Fixing an anomaly
In an observation that may come as a relief to the Aam Aadmi Party, the Supreme Court on Wednesday observed that the Delhi government should have some powers to be able to function in a proper manner while hearing its plea against a Delhi High Court ruling from August. The High Court had upheld the Lieutenant Governor (LG) as the administrative head of the Delhi-National Capital Region. “An elected government should have some power to run. Otherwise, the government cannot function,” said the court. Reports indicate that the next hearing of the case is scheduled for January 18, 2017. Under the constitutional scheme of things, the council of ministers is required to give its advice to the lieutenant governor, argued the counsel for the AAP government. Unfortunately, the high court verdict had nullified this provision and pronounced the advice of the council of ministers as not binding upon the LG. If the ruling stands, the “elected government in Delhi cannot appoint the chief secretary or cannot even a class IV officer by itself,” the counsel argued. He had also sought a stay order on the high court’s decision to allow the Lieutenant Governor to appoint the three-member Shunglu committee, which was set up in August to examine 400 files on the decisions made by the AAP government. The current battle in court is a timely reminder of the costs the city-state's citizens have incurred from the Centre's constant interference. Chief Minister Arvind Kejriwal has often reiterated the decisions that have been taken by the Delhi government in the last one and a half years are being rendered “null and void” due to the constant interference from the LG, who is working at the behest of the Centre.
The public spat between the Delhi government and the LG, with the latter proclaiming his authority, has left the functioning of an elected government in a state of near paralysis.

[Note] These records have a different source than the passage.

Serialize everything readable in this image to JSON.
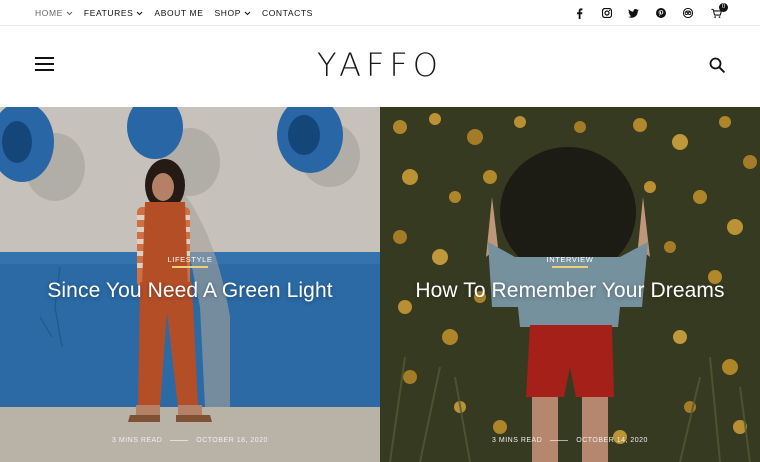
{
  "topnav": {
    "items": [
      {
        "label": "HOME",
        "has_dropdown": true
      },
      {
        "label": "FEATURES",
        "has_dropdown": true
      },
      {
        "label": "ABOUT ME",
        "has_dropdown": false
      },
      {
        "label": "SHOP",
        "has_dropdown": true
      },
      {
        "label": "CONTACTS",
        "has_dropdown": false
      }
    ]
  },
  "social": {
    "icons": [
      "facebook-icon",
      "instagram-icon",
      "twitter-icon",
      "pinterest-icon",
      "tripadvisor-icon"
    ],
    "cart_count": "0"
  },
  "header": {
    "logo": "YAFFO"
  },
  "posts": [
    {
      "category": "LIFESTYLE",
      "title": "Since You Need A Green Light",
      "read_time": "3 MINS READ",
      "date": "OCTOBER 18, 2020"
    },
    {
      "category": "INTERVIEW",
      "title": "How To Remember Your Dreams",
      "read_time": "3 MINS READ",
      "date": "OCTOBER 14, 2020"
    }
  ],
  "colors": {
    "accent_underline": "#e8d17a",
    "text_dark": "#111111"
  }
}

Jung’s authority in the national capital was established on August 4 when the Delhi High Court ruled that the Lieutenant Governor is the administrative head of the National Capital Region. The court dismissed AAP’s contention that the LG must act on the advice of the Delhi Cabinet. With the lone exception of appointing special public prosecutors, the chief minister cannot exercise his authority without the prying eyes of an overbearing executive appointee. To the uninitiated, the AAP government had moved the high court after the Ministry of Home Affairs had passed a notification on May 21 giving “unprecedented powers” to the Lieutenant Governor. The new document replaced an older one that was put in place in 1998. Earlier, the LG had to consult the chief minister of the region regarding matters related to public order, police and services.

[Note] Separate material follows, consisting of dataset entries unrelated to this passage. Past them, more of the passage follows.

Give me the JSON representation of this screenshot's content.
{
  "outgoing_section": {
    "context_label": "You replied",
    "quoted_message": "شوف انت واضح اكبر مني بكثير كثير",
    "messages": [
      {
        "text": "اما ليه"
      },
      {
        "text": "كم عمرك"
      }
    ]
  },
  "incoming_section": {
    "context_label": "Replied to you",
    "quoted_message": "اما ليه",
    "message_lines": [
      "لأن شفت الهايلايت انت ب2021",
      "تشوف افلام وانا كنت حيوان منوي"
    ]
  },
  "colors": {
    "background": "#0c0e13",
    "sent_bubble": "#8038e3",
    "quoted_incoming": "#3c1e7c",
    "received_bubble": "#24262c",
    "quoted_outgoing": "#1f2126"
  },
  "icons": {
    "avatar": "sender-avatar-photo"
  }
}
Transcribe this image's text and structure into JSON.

In a democracy, elected representatives must hold the right to take important administrative decisions. If their decisions are found to be in contravention of the law, they can be taken to the courts. Moreover, they would be held accountable for their actions in the next elections. Although the national capital has acquired the status of partial statehood with a state legislature, barely any executive business is conducted without the prying eyes of the Union government, which works through the LG. The entire raison d’être of a legislature is defeated when it possess little executive powers. If an elected government is not vested with executive powers, elections to the Delhi Assembly seem rather pointless.